Messiaen: Vingt regards sur l’enfant Jésus; Méditations sur le mystère de la Sainte Trinité; Quatuor pour la fin du temps; L’ascension,

WORKS: Vingt regards sur l’enfant Jésus; Méditations sur le mystère de la Sainte Trinité; Quatuor pour la fin du temps; L’ascension,
PERFORMER: Yvonne Loriod (piano), Olivier Messiaen (organ); Orchestra du Domaine Musical/Pierre Boulez, etc
CATALOGUE NO: 3984-21007-2 ADD Reissue (1963-75)
Messiaen would have been 90 last December, an anniversary which prompted many orchestras and organisations to find imaginative ways to try to understand this giant of 20th-century music a little better. Unfortunately, Erato has not been similarly inspired. Blessed with the most extensive Messiaen back catalogue of any record company (although DG is rapidly catching up), including recordings of unpublished works and historic performances, it has pulled out just a few of the stops. The first thing to say is that if you have little or none of Messiaen’s music in your collection, this box would make an enticing starting point, perhaps in tandem with a recording of his last completed work, Éclairs sur l’au-delà… It contains the classic account of the pianistic Everest, Vingt regards sur l’enfant Jésus, by the composer’s wife, Yvonne Loriod, and the composer himself playing the organ Méditations sur le mystère de la Sainte Trinité of 1969. There may be slightly better versions of Messiaen’s kaleidoscopic vision of the after-life, Couleurs de la cité céleste, but this account is suitably refulgent, while Boulez is wonderfully spacious and granitic in Messiaen’s commemoration of the dead of the two world wars, Et exspecto resurrectionem mortuorum.
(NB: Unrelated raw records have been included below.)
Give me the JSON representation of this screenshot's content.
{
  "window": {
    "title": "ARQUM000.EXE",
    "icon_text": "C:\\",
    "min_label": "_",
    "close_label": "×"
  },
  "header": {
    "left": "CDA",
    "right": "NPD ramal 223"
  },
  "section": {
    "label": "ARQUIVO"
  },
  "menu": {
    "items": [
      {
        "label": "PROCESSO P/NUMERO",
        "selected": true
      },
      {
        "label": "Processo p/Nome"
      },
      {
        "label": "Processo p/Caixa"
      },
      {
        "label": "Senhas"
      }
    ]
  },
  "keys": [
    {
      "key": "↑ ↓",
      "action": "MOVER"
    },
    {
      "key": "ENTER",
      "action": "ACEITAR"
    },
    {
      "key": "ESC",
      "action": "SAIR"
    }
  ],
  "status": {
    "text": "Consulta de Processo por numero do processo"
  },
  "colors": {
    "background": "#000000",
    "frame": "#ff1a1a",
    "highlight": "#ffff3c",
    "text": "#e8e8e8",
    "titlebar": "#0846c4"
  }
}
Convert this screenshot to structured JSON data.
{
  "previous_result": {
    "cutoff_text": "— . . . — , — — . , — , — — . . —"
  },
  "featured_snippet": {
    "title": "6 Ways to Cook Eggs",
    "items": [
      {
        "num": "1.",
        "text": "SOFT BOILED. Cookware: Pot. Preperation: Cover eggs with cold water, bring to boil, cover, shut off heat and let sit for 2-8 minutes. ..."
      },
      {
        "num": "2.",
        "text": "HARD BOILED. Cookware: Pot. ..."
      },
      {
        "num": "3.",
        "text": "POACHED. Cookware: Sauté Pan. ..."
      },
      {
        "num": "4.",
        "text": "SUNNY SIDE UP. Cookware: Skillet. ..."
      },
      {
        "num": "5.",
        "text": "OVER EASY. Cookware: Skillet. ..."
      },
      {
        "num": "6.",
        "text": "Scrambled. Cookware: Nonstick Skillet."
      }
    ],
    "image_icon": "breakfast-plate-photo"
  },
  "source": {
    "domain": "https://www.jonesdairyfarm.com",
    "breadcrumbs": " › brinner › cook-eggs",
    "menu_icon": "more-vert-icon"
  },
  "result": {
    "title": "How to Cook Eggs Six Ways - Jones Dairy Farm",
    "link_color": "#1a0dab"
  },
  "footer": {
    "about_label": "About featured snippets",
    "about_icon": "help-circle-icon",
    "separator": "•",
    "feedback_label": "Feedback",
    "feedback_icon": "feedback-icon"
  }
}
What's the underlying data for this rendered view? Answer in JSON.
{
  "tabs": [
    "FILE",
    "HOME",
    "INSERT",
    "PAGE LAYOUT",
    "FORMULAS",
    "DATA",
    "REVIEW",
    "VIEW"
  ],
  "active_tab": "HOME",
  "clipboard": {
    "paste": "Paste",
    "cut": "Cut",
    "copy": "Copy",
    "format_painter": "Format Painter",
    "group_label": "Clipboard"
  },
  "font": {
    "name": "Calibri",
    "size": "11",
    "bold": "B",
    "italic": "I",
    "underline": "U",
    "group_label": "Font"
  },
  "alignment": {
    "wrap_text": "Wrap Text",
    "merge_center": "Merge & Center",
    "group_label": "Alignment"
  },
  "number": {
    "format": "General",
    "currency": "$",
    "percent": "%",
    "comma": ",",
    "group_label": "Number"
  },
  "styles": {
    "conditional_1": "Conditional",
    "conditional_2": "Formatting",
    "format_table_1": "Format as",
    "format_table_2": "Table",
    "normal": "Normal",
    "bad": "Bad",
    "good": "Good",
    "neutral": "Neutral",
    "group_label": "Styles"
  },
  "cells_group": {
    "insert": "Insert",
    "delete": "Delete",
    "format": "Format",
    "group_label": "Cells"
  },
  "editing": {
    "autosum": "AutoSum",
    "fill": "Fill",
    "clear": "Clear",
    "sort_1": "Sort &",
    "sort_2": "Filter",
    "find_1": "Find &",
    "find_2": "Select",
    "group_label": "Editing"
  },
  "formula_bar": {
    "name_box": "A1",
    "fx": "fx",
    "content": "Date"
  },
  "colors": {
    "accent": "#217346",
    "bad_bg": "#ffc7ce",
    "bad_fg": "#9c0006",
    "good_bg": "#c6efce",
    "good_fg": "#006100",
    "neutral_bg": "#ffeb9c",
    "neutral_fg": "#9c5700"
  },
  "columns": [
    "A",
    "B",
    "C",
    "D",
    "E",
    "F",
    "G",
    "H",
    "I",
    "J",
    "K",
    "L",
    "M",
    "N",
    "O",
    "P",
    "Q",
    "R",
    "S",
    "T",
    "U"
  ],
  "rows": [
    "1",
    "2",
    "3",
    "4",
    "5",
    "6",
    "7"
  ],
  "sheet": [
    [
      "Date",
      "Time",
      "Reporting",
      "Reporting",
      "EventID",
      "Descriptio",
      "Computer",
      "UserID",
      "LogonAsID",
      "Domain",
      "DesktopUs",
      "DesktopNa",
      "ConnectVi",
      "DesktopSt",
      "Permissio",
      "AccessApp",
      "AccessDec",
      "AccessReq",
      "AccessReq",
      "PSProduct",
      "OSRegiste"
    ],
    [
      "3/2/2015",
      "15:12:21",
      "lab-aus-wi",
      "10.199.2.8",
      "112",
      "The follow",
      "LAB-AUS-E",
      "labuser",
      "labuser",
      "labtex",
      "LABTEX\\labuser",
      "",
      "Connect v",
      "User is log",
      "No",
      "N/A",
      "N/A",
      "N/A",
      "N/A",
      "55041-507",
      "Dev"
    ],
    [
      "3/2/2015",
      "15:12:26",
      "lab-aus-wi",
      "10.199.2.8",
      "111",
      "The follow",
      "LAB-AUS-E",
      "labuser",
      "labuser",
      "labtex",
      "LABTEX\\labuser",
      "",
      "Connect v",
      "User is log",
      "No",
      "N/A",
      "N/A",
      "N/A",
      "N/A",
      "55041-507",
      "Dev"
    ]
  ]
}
However, many Messiaen devotees will feel that the set is a missed opportunity. Several of these recordings have been readily available for some time when there are much more enticing gems on Erato’s shelves. For instance, why does Erato include the omnipresent Vingt regards when it is sitting on Loriod’s much greater achievement of Catalogue d’oiseaux? Why include a stodgy old account of Trois petites liturgies, complete with pre-echo, when it has Nagano’s far superior performance? And why does Erato omit Des canyons aux étoiles… when it is one of the greatest Messiaen recordings to have been made? Surely it is not going to make us wait for the centenary? The inclusion of these performances, and some smaller rarities which have never been transferred to CD, would not merely have been an altruistic gesture. It would have made the set infinitely more desirable and, as a consequence, more profitable.